** EXERCISE DATA follows **

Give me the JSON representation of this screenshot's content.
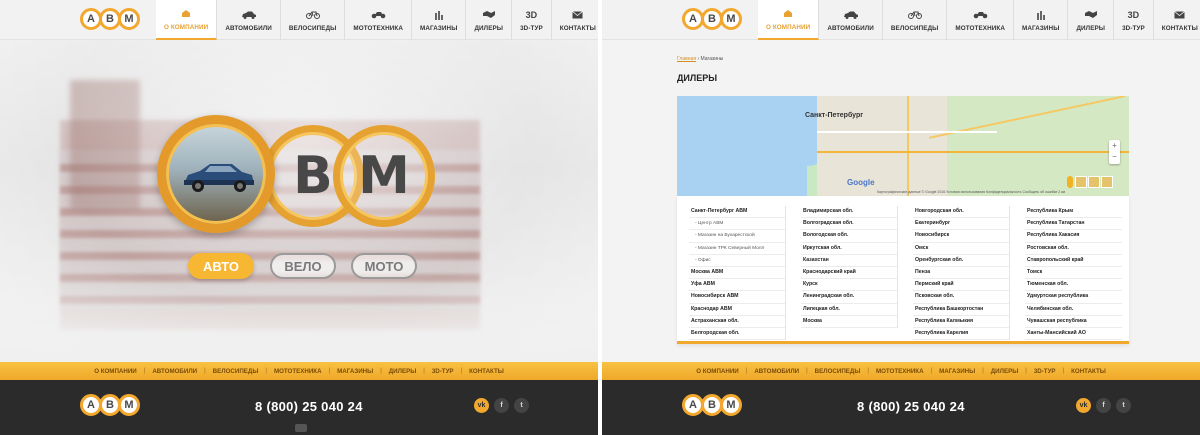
{
  "logo": {
    "letters": [
      "А",
      "В",
      "М"
    ]
  },
  "nav": [
    {
      "label": "О компании",
      "icon": "home-icon"
    },
    {
      "label": "Автомобили",
      "icon": "car-icon"
    },
    {
      "label": "Велосипеды",
      "icon": "bicycle-icon"
    },
    {
      "label": "Мототехника",
      "icon": "motorcycle-icon"
    },
    {
      "label": "Магазины",
      "icon": "shop-icon"
    },
    {
      "label": "Дилеры",
      "icon": "handshake-icon"
    },
    {
      "label": "3D-тур",
      "icon": "3d-icon",
      "icon_text": "3D"
    },
    {
      "label": "Контакты",
      "icon": "envelope-icon"
    }
  ],
  "hero": {
    "ring_letters": [
      "В",
      "М"
    ],
    "buttons": [
      {
        "label": "АВТО"
      },
      {
        "label": "ВЕЛО"
      },
      {
        "label": "МОТО"
      }
    ]
  },
  "footer": {
    "links": [
      "О компании",
      "Автомобили",
      "Велосипеды",
      "Мототехника",
      "Магазины",
      "Дилеры",
      "3D-тур",
      "Контакты"
    ],
    "phone": "8 (800) 25 040 24",
    "social": [
      {
        "label": "vk",
        "icon": "vk-icon"
      },
      {
        "label": "f",
        "icon": "facebook-icon"
      },
      {
        "label": "t",
        "icon": "twitter-icon"
      }
    ]
  },
  "dealers_page": {
    "breadcrumb": {
      "home": "Главная",
      "separator": "›",
      "current": "Магазины"
    },
    "title": "ДИЛЕРЫ",
    "map": {
      "city_label": "Санкт-Петербург",
      "google": "Google",
      "attribution": "Картографические данные © Google 2016   Условия использования   Конфиденциальность   Сообщить об ошибке   2 км",
      "zoom_in": "+",
      "zoom_out": "−"
    },
    "columns": [
      [
        {
          "name": "Санкт-Петербург АВМ",
          "sub": false
        },
        {
          "name": "- Центр АВМ",
          "sub": true
        },
        {
          "name": "- Магазин на Бухарестской",
          "sub": true
        },
        {
          "name": "- Магазин ТРК Северный Молл",
          "sub": true
        },
        {
          "name": "- Офис",
          "sub": true
        },
        {
          "name": "Москва АВМ",
          "sub": false
        },
        {
          "name": "Уфа АВМ",
          "sub": false
        },
        {
          "name": "Новосибирск АВМ",
          "sub": false
        },
        {
          "name": "Краснодар АВМ",
          "sub": false
        },
        {
          "name": "Астраханская обл.",
          "sub": false
        },
        {
          "name": "Белгородская обл.",
          "sub": false
        }
      ],
      [
        {
          "name": "Владимирская обл.",
          "sub": false
        },
        {
          "name": "Волгоградская обл.",
          "sub": false
        },
        {
          "name": "Вологодская обл.",
          "sub": false
        },
        {
          "name": "Иркутская обл.",
          "sub": false
        },
        {
          "name": "Казахстан",
          "sub": false
        },
        {
          "name": "Краснодарский край",
          "sub": false
        },
        {
          "name": "Курск",
          "sub": false
        },
        {
          "name": "Ленинградская обл.",
          "sub": false
        },
        {
          "name": "Липецкая обл.",
          "sub": false
        },
        {
          "name": "Москва",
          "sub": false
        }
      ],
      [
        {
          "name": "Новгородская обл.",
          "sub": false
        },
        {
          "name": "Екатеринбург",
          "sub": false
        },
        {
          "name": "Новосибирск",
          "sub": false
        },
        {
          "name": "Омск",
          "sub": false
        },
        {
          "name": "Оренбургская обл.",
          "sub": false
        },
        {
          "name": "Пенза",
          "sub": false
        },
        {
          "name": "Пермский край",
          "sub": false
        },
        {
          "name": "Псковская обл.",
          "sub": false
        },
        {
          "name": "Республика Башкортостан",
          "sub": false
        },
        {
          "name": "Республика Калмыкия",
          "sub": false
        },
        {
          "name": "Республика Карелия",
          "sub": false
        }
      ],
      [
        {
          "name": "Республика Крым",
          "sub": false
        },
        {
          "name": "Республика Татарстан",
          "sub": false
        },
        {
          "name": "Республика Хакасия",
          "sub": false
        },
        {
          "name": "Ростовская обл.",
          "sub": false
        },
        {
          "name": "Ставропольский край",
          "sub": false
        },
        {
          "name": "Томск",
          "sub": false
        },
        {
          "name": "Тюменская обл.",
          "sub": false
        },
        {
          "name": "Удмуртская республика",
          "sub": false
        },
        {
          "name": "Челябинская обл.",
          "sub": false
        },
        {
          "name": "Чувашская республика",
          "sub": false
        },
        {
          "name": "Ханты-Мансийский АО",
          "sub": false
        }
      ]
    ]
  },
  "colors": {
    "accent": "#f2a82f",
    "footer_dark": "#2b2b2b",
    "text": "#222222"
  }
}
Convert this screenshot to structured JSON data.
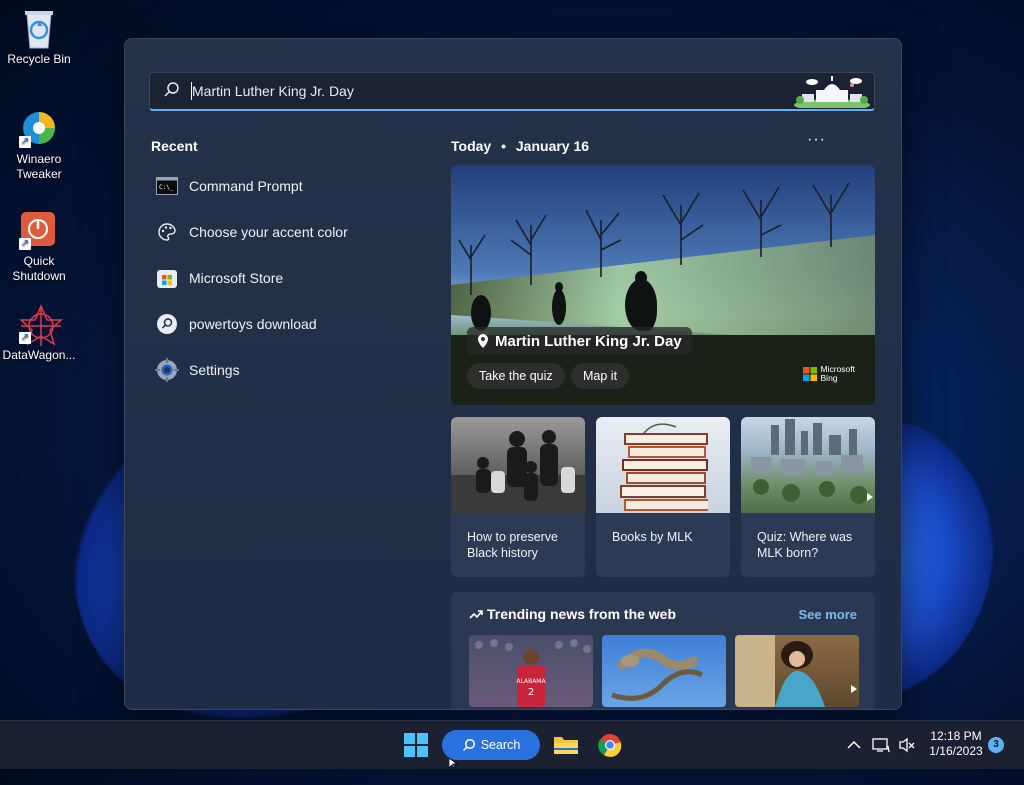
{
  "desktop": {
    "icons": [
      {
        "label": "Recycle Bin"
      },
      {
        "label": "Winaero Tweaker"
      },
      {
        "label": "Quick Shutdown"
      },
      {
        "label": "DataWagon..."
      }
    ]
  },
  "search": {
    "value": "Martin Luther King Jr. Day",
    "icon": "search-icon"
  },
  "recent": {
    "title": "Recent",
    "items": [
      {
        "label": "Command Prompt",
        "icon": "cmd-icon"
      },
      {
        "label": "Choose your accent color",
        "icon": "palette-icon"
      },
      {
        "label": "Microsoft Store",
        "icon": "store-icon"
      },
      {
        "label": "powertoys download",
        "icon": "search-icon"
      },
      {
        "label": "Settings",
        "icon": "gear-icon"
      }
    ]
  },
  "today": {
    "label": "Today",
    "date": "January 16",
    "more_icon": "more-icon"
  },
  "hero": {
    "title": "Martin Luther King Jr. Day",
    "button1": "Take the quiz",
    "button2": "Map it",
    "brand_line1": "Microsoft",
    "brand_line2": "Bing"
  },
  "cards": [
    {
      "text": "How to preserve Black history"
    },
    {
      "text": "Books by MLK"
    },
    {
      "text": "Quiz: Where was MLK born?"
    }
  ],
  "trending": {
    "title": "Trending news from the web",
    "see_more": "See more"
  },
  "taskbar": {
    "search_label": "Search",
    "time": "12:18 PM",
    "date": "1/16/2023",
    "notifications": "3"
  },
  "colors": {
    "accent": "#2a71e0",
    "panel": "#25324a",
    "link": "#7cb9f2"
  }
}
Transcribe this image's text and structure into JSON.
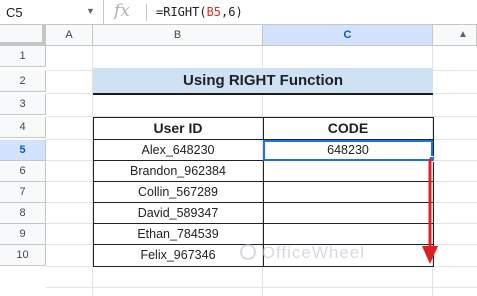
{
  "formula_bar": {
    "cell_ref": "C5",
    "fx_label": "fx",
    "formula_prefix": "=RIGHT(",
    "formula_ref": "B5",
    "formula_suffix": ",6)"
  },
  "columns": [
    "A",
    "B",
    "C"
  ],
  "rows": [
    "1",
    "2",
    "3",
    "4",
    "5",
    "6",
    "7",
    "8",
    "9",
    "10"
  ],
  "active": {
    "column": "C",
    "row": "5"
  },
  "title": "Using RIGHT Function",
  "table": {
    "headers": [
      "User ID",
      "CODE"
    ],
    "rows": [
      [
        "Alex_648230",
        "648230"
      ],
      [
        "Brandon_962384",
        ""
      ],
      [
        "Collin_567289",
        ""
      ],
      [
        "David_589347",
        ""
      ],
      [
        "Ethan_784539",
        ""
      ],
      [
        "Felix_967346",
        ""
      ]
    ]
  },
  "watermark": "OfficeWheel",
  "colors": {
    "title_fill": "#cfe2f3",
    "selection": "#1a73e8",
    "arrow": "#e02020"
  },
  "icons": {
    "name_box_caret": "chevron-down-icon",
    "function": "fx-icon",
    "arrow": "arrow-down-icon",
    "scroll": "scroll-up-icon"
  }
}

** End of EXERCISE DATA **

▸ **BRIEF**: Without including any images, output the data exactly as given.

▸ **WRITTEN SOLUTION**:
Give me the JSON representation of this screenshot's content.
{
  "logo": {
    "letters": [
      "А",
      "В",
      "М"
    ]
  },
  "nav": [
    {
      "label": "О компании",
      "icon": "home-icon"
    },
    {
      "label": "Автомобили",
      "icon": "car-icon"
    },
    {
      "label": "Велосипеды",
      "icon": "bicycle-icon"
    },
    {
      "label": "Мототехника",
      "icon": "motorcycle-icon"
    },
    {
      "label": "Магазины",
      "icon": "shop-icon"
    },
    {
      "label": "Дилеры",
      "icon": "handshake-icon"
    },
    {
      "label": "3D-тур",
      "icon": "3d-icon",
      "icon_text": "3D"
    },
    {
      "label": "Контакты",
      "icon": "envelope-icon"
    }
  ],
  "hero": {
    "ring_letters": [
      "В",
      "М"
    ],
    "buttons": [
      {
        "label": "АВТО"
      },
      {
        "label": "ВЕЛО"
      },
      {
        "label": "МОТО"
      }
    ]
  },
  "footer": {
    "links": [
      "О компании",
      "Автомобили",
      "Велосипеды",
      "Мототехника",
      "Магазины",
      "Дилеры",
      "3D-тур",
      "Контакты"
    ],
    "phone": "8 (800) 25 040 24",
    "social": [
      {
        "label": "vk",
        "icon": "vk-icon"
      },
      {
        "label": "f",
        "icon": "facebook-icon"
      },
      {
        "label": "t",
        "icon": "twitter-icon"
      }
    ]
  },
  "dealers_page": {
    "breadcrumb": {
      "home": "Главная",
      "separator": "›",
      "current": "Магазины"
    },
    "title": "ДИЛЕРЫ",
    "map": {
      "city_label": "Санкт-Петербург",
      "google": "Google",
      "attribution": "Картографические данные © Google 2016   Условия использования   Конфиденциальность   Сообщить об ошибке   2 км",
      "zoom_in": "+",
      "zoom_out": "−"
    },
    "columns": [
      [
        {
          "name": "Санкт-Петербург АВМ",
          "sub": false
        },
        {
          "name": "- Центр АВМ",
          "sub": true
        },
        {
          "name": "- Магазин на Бухарестской",
          "sub": true
        },
        {
          "name": "- Магазин ТРК Северный Молл",
          "sub": true
        },
        {
          "name": "- Офис",
          "sub": true
        },
        {
          "name": "Москва АВМ",
          "sub": false
        },
        {
          "name": "Уфа АВМ",
          "sub": false
        },
        {
          "name": "Новосибирск АВМ",
          "sub": false
        },
        {
          "name": "Краснодар АВМ",
          "sub": false
        },
        {
          "name": "Астраханская обл.",
          "sub": false
        },
        {
          "name": "Белгородская обл.",
          "sub": false
        }
      ],
      [
        {
          "name": "Владимирская обл.",
          "sub": false
        },
        {
          "name": "Волгоградская обл.",
          "sub": false
        },
        {
          "name": "Вологодская обл.",
          "sub": false
        },
        {
          "name": "Иркутская обл.",
          "sub": false
        },
        {
          "name": "Казахстан",
          "sub": false
        },
        {
          "name": "Краснодарский край",
          "sub": false
        },
        {
          "name": "Курск",
          "sub": false
        },
        {
          "name": "Ленинградская обл.",
          "sub": false
        },
        {
          "name": "Липецкая обл.",
          "sub": false
        },
        {
          "name": "Москва",
          "sub": false
        }
      ],
      [
        {
          "name": "Новгородская обл.",
          "sub": false
        },
        {
          "name": "Екатеринбург",
          "sub": false
        },
        {
          "name": "Новосибирск",
          "sub": false
        },
        {
          "name": "Омск",
          "sub": false
        },
        {
          "name": "Оренбургская обл.",
          "sub": false
        },
        {
          "name": "Пенза",
          "sub": false
        },
        {
          "name": "Пермский край",
          "sub": false
        },
        {
          "name": "Псковская обл.",
          "sub": false
        },
        {
          "name": "Республика Башкортостан",
          "sub": false
        },
        {
          "name": "Республика Калмыкия",
          "sub": false
        },
        {
          "name": "Республика Карелия",
          "sub": false
        }
      ],
      [
        {
          "name": "Республика Крым",
          "sub": false
        },
        {
          "name": "Республика Татарстан",
          "sub": false
        },
        {
          "name": "Республика Хакасия",
          "sub": false
        },
        {
          "name": "Ростовская обл.",
          "sub": false
        },
        {
          "name": "Ставропольский край",
          "sub": false
        },
        {
          "name": "Томск",
          "sub": false
        },
        {
          "name": "Тюменская обл.",
          "sub": false
        },
        {
          "name": "Удмуртская республика",
          "sub": false
        },
        {
          "name": "Челябинская обл.",
          "sub": false
        },
        {
          "name": "Чувашская республика",
          "sub": false
        },
        {
          "name": "Ханты-Мансийский АО",
          "sub": false
        }
      ]
    ]
  },
  "colors": {
    "accent": "#f2a82f",
    "footer_dark": "#2b2b2b",
    "text": "#222222"
  }
}
Convert this screenshot to structured JSON data.
{
  "desktop": {
    "icons": [
      {
        "label": "Recycle Bin"
      },
      {
        "label": "Winaero Tweaker"
      },
      {
        "label": "Quick Shutdown"
      },
      {
        "label": "DataWagon..."
      }
    ]
  },
  "search": {
    "value": "Martin Luther King Jr. Day",
    "icon": "search-icon"
  },
  "recent": {
    "title": "Recent",
    "items": [
      {
        "label": "Command Prompt",
        "icon": "cmd-icon"
      },
      {
        "label": "Choose your accent color",
        "icon": "palette-icon"
      },
      {
        "label": "Microsoft Store",
        "icon": "store-icon"
      },
      {
        "label": "powertoys download",
        "icon": "search-icon"
      },
      {
        "label": "Settings",
        "icon": "gear-icon"
      }
    ]
  },
  "today": {
    "label": "Today",
    "date": "January 16",
    "more_icon": "more-icon"
  },
  "hero": {
    "title": "Martin Luther King Jr. Day",
    "button1": "Take the quiz",
    "button2": "Map it",
    "brand_line1": "Microsoft",
    "brand_line2": "Bing"
  },
  "cards": [
    {
      "text": "How to preserve Black history"
    },
    {
      "text": "Books by MLK"
    },
    {
      "text": "Quiz: Where was MLK born?"
    }
  ],
  "trending": {
    "title": "Trending news from the web",
    "see_more": "See more"
  },
  "taskbar": {
    "search_label": "Search",
    "time": "12:18 PM",
    "date": "1/16/2023",
    "notifications": "3"
  },
  "colors": {
    "accent": "#2a71e0",
    "panel": "#25324a",
    "link": "#7cb9f2"
  }
}
Transcribe this image's text and structure into JSON.
{
  "formula_bar": {
    "cell_ref": "C5",
    "fx_label": "fx",
    "formula_prefix": "=RIGHT(",
    "formula_ref": "B5",
    "formula_suffix": ",6)"
  },
  "columns": [
    "A",
    "B",
    "C"
  ],
  "rows": [
    "1",
    "2",
    "3",
    "4",
    "5",
    "6",
    "7",
    "8",
    "9",
    "10"
  ],
  "active": {
    "column": "C",
    "row": "5"
  },
  "title": "Using RIGHT Function",
  "table": {
    "headers": [
      "User ID",
      "CODE"
    ],
    "rows": [
      [
        "Alex_648230",
        "648230"
      ],
      [
        "Brandon_962384",
        ""
      ],
      [
        "Collin_567289",
        ""
      ],
      [
        "David_589347",
        ""
      ],
      [
        "Ethan_784539",
        ""
      ],
      [
        "Felix_967346",
        ""
      ]
    ]
  },
  "watermark": "OfficeWheel",
  "colors": {
    "title_fill": "#cfe2f3",
    "selection": "#1a73e8",
    "arrow": "#e02020"
  },
  "icons": {
    "name_box_caret": "chevron-down-icon",
    "function": "fx-icon",
    "arrow": "arrow-down-icon",
    "scroll": "scroll-up-icon"
  }
}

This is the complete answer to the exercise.